The Nationals will be without three of their top hitters for the start of the season. Of those, Anthony Rendon’s steady bat is the biggest blow to fantasy owners. His dual eligibility at second and third base and five category production made him a popular target this spring.
He’ll miss at least a month with a sprained MCL. When he returns, I wouldn’t expect many stolen bases. A healthy Rendon is a force at the plate. He’s a high contact hitter with 20 home run power, above average plate discipline, and a strong supporting cast.
Also missing Opening Day is Werth. Entering his age 36 season, he remains a great five category producer. He’s only expected to miss a couple weeks, but his ADP is way down around 170. When healthy, he can pop 15 to 20 home runs with around 10 stolen bases, a high average, and good run production.
Among the actually healthy hitters, Ian Desmond and Bryce Harper are the top names to watch. Desmond has three straight 20/20 seasons, but deteriorating plate discipline could eat into his value. His average dropped to .255 last season, and a rebound is not guaranteed. He’s the 21st overall pick in NFBC. You can grab players like Josh Donaldson, Hanley Ramirez, and Michael Brantley around the same spot. If he weren’t a shortstop, he’d be going later.
As the 29th overall pick, fantasy owners are still betting on a breakout season from Harper. He missed a big chunk of 2014 and hit just .273/.344/.423 when healthy. For most players, that’s a solid line. For Harper, it’s a major disappointment. He still owns a dynamic skill set with 30 home run upside. I’m not sure I can justify passing on stable assets like Yasiel Puig, Ryan Braun, or Starling Marte.
If you’re looking for value picks, the names to watch are Ryan Zimmerman and Wilson Ramos. Zimmerman is a perennial candidate for 20 home runs and a .275 average. He’ll hit in the heart of the order, so his run production should be a plus too. He’ll be eligible at first base, third base, and the outfield in most leagues. He’s very familiar with the trainer’s table, so don’t bet on him as your only third baseman.
For owners in two catcher leagues, Ramos is a nice second backstop when he’s healthy. He’s frequently on the disabled list, which is why he’s available at pick 183 (and trending down). A full season could include 15 home runs, some run production, and a decent average. I’ve seen him go well after pick 200 in some leagues.

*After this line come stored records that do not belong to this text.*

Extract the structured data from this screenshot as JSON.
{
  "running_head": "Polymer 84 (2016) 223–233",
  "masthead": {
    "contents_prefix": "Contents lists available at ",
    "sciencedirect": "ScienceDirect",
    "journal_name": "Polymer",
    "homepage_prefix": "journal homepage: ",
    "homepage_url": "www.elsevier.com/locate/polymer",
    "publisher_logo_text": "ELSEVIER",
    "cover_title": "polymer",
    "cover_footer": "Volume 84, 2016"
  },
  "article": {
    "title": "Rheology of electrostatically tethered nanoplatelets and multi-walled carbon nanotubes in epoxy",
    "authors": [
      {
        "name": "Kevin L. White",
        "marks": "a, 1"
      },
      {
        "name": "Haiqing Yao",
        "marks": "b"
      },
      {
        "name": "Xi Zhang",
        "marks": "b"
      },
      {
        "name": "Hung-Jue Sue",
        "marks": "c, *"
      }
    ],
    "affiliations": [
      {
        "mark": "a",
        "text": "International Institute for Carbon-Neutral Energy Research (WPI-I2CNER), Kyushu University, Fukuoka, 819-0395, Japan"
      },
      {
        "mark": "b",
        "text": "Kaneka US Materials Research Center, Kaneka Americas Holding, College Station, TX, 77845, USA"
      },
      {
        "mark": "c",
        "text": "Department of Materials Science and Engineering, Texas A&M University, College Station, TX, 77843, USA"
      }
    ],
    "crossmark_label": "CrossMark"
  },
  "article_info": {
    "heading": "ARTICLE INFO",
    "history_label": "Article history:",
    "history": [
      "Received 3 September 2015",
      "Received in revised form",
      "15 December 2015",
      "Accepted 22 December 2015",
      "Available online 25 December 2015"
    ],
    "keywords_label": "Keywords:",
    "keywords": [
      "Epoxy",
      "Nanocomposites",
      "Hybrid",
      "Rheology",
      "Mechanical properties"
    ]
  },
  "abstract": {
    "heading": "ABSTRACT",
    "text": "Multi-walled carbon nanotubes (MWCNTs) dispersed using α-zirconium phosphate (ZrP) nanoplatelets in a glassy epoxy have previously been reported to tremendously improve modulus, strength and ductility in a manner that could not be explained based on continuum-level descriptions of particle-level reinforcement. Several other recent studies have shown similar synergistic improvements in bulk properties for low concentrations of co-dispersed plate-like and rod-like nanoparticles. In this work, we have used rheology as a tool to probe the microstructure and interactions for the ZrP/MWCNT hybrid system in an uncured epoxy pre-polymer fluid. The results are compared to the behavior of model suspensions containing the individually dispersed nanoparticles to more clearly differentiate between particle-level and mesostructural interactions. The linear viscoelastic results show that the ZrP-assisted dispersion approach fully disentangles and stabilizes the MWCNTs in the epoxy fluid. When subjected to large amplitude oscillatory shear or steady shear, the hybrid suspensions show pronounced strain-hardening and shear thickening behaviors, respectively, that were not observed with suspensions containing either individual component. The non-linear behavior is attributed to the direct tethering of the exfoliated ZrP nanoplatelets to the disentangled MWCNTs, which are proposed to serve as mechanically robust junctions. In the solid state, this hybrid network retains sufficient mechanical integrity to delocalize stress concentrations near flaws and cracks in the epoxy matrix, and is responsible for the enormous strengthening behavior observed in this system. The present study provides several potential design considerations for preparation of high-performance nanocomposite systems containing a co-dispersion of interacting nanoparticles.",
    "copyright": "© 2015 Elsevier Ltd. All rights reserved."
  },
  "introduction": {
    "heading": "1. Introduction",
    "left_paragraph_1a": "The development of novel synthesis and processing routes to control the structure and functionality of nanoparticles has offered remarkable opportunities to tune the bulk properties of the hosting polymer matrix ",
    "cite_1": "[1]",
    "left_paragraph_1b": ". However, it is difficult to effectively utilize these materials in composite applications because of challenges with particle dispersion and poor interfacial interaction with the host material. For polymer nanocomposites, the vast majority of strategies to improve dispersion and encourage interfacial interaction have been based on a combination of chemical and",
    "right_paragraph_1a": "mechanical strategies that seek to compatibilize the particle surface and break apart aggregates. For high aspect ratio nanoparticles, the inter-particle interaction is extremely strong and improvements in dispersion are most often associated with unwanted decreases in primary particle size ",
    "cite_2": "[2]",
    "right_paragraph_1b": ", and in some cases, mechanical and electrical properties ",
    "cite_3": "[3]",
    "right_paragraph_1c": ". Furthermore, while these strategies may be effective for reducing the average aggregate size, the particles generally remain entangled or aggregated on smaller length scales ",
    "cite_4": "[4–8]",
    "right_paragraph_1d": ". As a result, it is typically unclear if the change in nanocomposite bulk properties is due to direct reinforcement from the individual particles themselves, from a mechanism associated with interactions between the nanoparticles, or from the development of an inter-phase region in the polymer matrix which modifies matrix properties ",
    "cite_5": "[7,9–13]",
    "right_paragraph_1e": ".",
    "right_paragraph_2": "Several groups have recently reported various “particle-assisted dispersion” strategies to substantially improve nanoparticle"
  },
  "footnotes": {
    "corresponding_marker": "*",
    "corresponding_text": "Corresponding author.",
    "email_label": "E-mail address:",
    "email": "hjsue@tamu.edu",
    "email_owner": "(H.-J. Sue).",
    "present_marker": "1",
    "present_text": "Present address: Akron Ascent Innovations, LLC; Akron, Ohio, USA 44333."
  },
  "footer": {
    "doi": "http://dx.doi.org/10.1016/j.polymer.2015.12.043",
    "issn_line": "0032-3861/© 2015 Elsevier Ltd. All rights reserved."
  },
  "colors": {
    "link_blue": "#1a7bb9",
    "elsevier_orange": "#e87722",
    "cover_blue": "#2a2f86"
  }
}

Rank and Outlook
The Nationals are number one in our power rankings. They notch the top spot in large part due to their inept divisional rivals. However, the ranking is well deserved. The rotation profiles as the best in baseball by a wide margin. The lineup could be explosive when at full strength. The only obvious weakness is a shallow bullpen, but the rotation will ensure that it’s seldom overworked.
Fangraphs Depth Charts and Projections – http://www.fangraphs.com/depthcharts.aspx?position=Standings
BrooksBaseball – http://www.brooksbaseball.net/
NFBC ranks – http://stats.nesn.com/mlb/adp.asp?pos=SP